As many others have said before gum is a rather subjective medium and we all
find our own way to work. Although I don't choose to work with natural
pigments myself I have seen lovely examples from those who have
One of the benefits of working with tubes is the simplicity and the ease of
establishing consistency - which is useful when you are starting and
exploring gum variables. I also wanted to add that in my experience Arches
paper has variable quality and the issues you describe I have also found -
the reason I no longer use this paper. Fabriano Artisco is a preferred
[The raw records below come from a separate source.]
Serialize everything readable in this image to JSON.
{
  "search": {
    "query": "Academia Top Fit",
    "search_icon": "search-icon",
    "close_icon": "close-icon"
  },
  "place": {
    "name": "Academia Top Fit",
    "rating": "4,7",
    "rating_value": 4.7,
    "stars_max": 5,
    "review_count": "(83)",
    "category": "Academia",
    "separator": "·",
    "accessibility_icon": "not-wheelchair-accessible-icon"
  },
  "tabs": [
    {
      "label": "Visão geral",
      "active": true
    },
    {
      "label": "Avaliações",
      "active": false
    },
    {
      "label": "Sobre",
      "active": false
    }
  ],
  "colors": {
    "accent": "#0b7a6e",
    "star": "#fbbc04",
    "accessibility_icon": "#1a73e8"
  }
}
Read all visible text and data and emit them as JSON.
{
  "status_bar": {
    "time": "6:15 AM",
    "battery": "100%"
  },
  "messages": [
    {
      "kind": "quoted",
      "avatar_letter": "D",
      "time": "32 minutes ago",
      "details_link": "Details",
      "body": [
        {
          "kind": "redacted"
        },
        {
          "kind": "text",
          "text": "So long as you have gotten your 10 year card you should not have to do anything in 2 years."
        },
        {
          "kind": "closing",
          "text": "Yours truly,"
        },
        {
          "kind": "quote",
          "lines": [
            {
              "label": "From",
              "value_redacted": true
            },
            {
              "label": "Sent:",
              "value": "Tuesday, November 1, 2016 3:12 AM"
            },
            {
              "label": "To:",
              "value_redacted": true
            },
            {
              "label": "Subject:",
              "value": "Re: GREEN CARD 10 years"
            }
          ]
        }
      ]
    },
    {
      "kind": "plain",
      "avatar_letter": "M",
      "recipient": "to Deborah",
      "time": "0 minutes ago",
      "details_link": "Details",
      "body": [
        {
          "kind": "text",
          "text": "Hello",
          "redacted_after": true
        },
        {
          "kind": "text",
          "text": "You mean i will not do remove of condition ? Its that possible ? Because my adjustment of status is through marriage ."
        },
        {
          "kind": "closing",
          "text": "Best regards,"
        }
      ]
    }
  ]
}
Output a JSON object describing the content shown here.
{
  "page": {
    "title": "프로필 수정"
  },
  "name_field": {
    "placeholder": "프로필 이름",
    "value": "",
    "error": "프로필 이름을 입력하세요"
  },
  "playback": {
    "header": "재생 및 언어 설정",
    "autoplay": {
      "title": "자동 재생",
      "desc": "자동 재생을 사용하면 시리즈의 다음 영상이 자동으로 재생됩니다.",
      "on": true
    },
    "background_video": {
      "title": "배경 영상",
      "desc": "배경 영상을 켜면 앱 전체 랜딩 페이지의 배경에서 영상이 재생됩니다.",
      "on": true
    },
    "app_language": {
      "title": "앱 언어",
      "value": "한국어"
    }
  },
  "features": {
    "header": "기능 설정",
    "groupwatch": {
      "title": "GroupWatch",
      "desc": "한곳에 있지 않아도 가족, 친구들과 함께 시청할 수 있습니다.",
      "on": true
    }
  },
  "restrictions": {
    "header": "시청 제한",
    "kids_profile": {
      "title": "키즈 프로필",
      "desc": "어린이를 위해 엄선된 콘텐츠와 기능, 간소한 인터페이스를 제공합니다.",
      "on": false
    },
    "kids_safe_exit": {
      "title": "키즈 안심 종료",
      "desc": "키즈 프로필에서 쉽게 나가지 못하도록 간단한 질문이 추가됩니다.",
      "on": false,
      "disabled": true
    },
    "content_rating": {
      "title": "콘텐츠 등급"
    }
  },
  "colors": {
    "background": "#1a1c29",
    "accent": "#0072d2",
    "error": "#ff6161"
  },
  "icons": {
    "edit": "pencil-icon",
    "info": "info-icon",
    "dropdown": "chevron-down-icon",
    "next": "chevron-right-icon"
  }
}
choice as it is reliably consistent, though the NOT surface is not suitable
for all images.
On 13/4/07 11:37, "Henry Rattle" <firstname.lastname@example.org> wrote:
> Hi Jacek,
> As I said in my offline, gum arabic can hold all sorts of powdered pigment.
> The colours may not be quite as smooth as tube paint, but it all depends
> what you want your print to look like. I don't know about plant pigments,
> but that wonderful Australian red earth should make great prints. How about
> a landscape of the area you pick the earth up from? I have a colour gum
> print of a town in Umbria where the red pigment came from a ditch a couple
> of miles up the road.
> On 13/4/07 10:14, "Jacek" <email@example.com> wrote:
>> Hey all,
>> Thanks guys for the info. Yeah I was just curious if it were at all possible
>> to use the pan's in the first place. I'll stick to the tubes for now and play
>> around later with the pans.
>> One idea I did have was to use the Australian environment, plants, rocks/sand
>> to makes pigments, as there are a few courses taught here on how to make dyes
>> and pigments from just that. So I made a parallel with the pans, wondering if
>> anyone delved into using it for gum printing, as I couldnt find any info out
>> on the net. So ultimately the Australian bush/environment would be part of
>> actual print.
>> Perhaps i'm dreaming, and as my old man says, I should really walk before
>> running :)